In which case, test is mostly definitely undefined. If we had multiple variables, they would each be placed in line as such:

(function() { 
  var test;
  var myTest;
  var myOtherVariable;
  var i;
  var j;
  var pizza;

  console.log(test);  
  test = "Hello";
})();

But why would it do that?

Functional Scoping

Javascript has what is known as functional scoping, which means that variables are accessible based on the function that which they are defined in. The Javascript interpreter scans each function and creates a list of variable and function names to define; I presume that has something to do with resource management, but I'll have to research on that!

This has some interesting consequences that make some bugs hard to find.

Case 1: Reused variable names

Take, for instance, the fact that variables defined in for loop declarations will be hoisted!

(function() {
  console.log("let's count from 0 to 10!")

  for (var i = 0; i <= 10; i++) {
    console.log("i is " + i + "/10");
  }

  console.log("let's count from 0 to 20!")
  for (var i; i <= 20; i++) {
    console.log("i is " + i + "/20");
  }
})();

In some languages, you would expect a syntax error to be thrown because, in the second loop, you're instantiating a variable without giving it a value. However, we know now that in Javascript, the code is essentially:

(function() {
  var i;
  console.log("let's count from 0 to 10!")

  for (i = 0; i <= 10; i++) {
    console.log("i is " + i + "/10");
  }

  console.log("let's count from 0 to 20!")
  for (i; i <= 20; i++) {
    console.log("i is " + i + "/20");
  }
})();

Case 2: Variables inside blocks

Let's rebuild that example, but change a few things. Let's build it out such that we compose a string and log one giant string:

(function() {
  console.log("let's count from 0 to 10!")
  var entireMessage = "";

  for (var i = 0; i <= 10; i++) {
    var currentMessage = "i is " + i + "/10\n";
    entireMessage = entireMessage + currentMessage;
  }

  console.log(entireMessage);
  console.log(currentMessage);
})();

If you'll notice, you're able to log the last currentMessage!

Knowing what we do about hoisting, we know that we have access to this variable because variables are hoisted to the top of the function declaration, meaning that we essentially wrote:

(function() {
  var entireMessage; 
  var currentMessage;

  console.log("let's count from 0 to 10!")
  entireMessage = "";

  for (var i = 0; i <= 10; i++) {
    currentMessage = "i is " + i + "/10\n";
    entireMessage = entireMessage + currentMessage;
  }

  console.log(entireMessage);
  console.log(currentMessage);
})();

This leads to some interesting side-effects, to say the least!
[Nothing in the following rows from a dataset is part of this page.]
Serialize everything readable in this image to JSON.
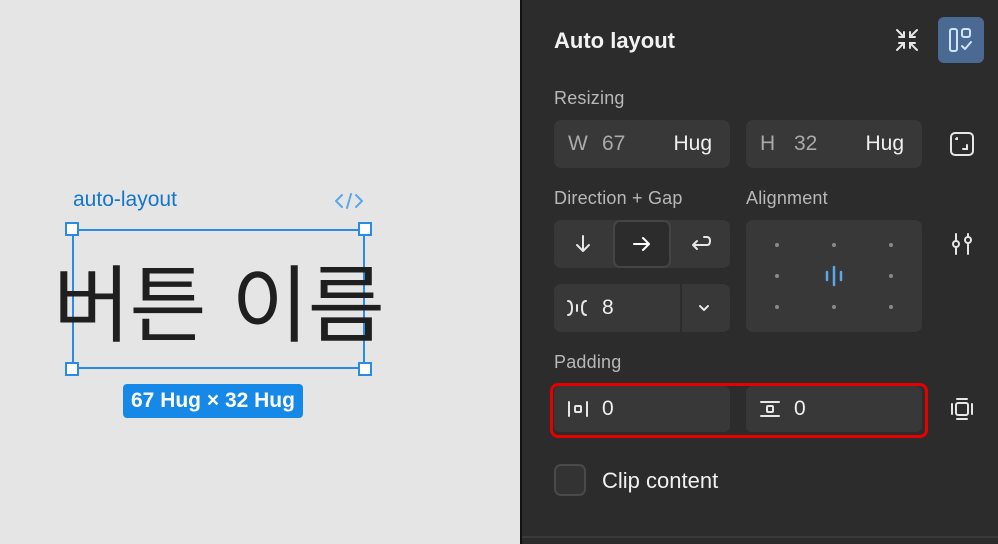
{
  "canvas": {
    "frame_label": "auto-layout",
    "frame_text": "버튼 이름",
    "size_badge": "67 Hug × 32 Hug"
  },
  "panel": {
    "title": "Auto layout",
    "resizing": {
      "label": "Resizing",
      "width": {
        "prefix": "W",
        "value": "67",
        "mode": "Hug"
      },
      "height": {
        "prefix": "H",
        "value": "32",
        "mode": "Hug"
      }
    },
    "direction": {
      "label": "Direction + Gap",
      "selected": "horizontal",
      "gap": "8"
    },
    "alignment": {
      "label": "Alignment",
      "selected": "center"
    },
    "padding": {
      "label": "Padding",
      "horizontal": "0",
      "vertical": "0"
    },
    "clip_content": {
      "label": "Clip content",
      "checked": false
    }
  },
  "colors": {
    "selection": "#2a8be6",
    "accent_active": "#4a6a93",
    "highlight": "#e60000"
  }
}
We can easily create accidental clashes with variables names that way.

Let

In the modern world of Javascript, new ways of adding variables were introduced. One of these ways allows us to finally introduce block level scoping into Javascript!

We can use the let keyword in order to define a block level variable, which many programmers are rapidly adopting.

We can save ourself a world of headaches by writing this:

(function() {
  console.log("let's count from 0 to 10!")
  let entireMessage = "";

  for (let i = 0; i <= 10; i++) {
    let currentMessage = "i is " + i + "/10\n";
    entireMessage = entireMessage + currentMessage;
  }

  console.log(entireMessage); 
})();

Now, entireMessage is still available across the entire function because it is still in the top-level block.

However, i will only be defined for that for-loop, and each iteration of that for-loop will have its own block-scoped i. Not only that, butcurrentMessage will only be defined on each iteration of that loop, meaning it only exists in the scope that which it syntactically exists.


Currently Drinking: Guatemalan El Tambor from Toby's Estate, made in a Bodum Brazil 3 cup French Press. It's very tasty, light, and beginner friendly; heavy cream brings out a slightly hot-chocolate feel to it; absolutely delicious.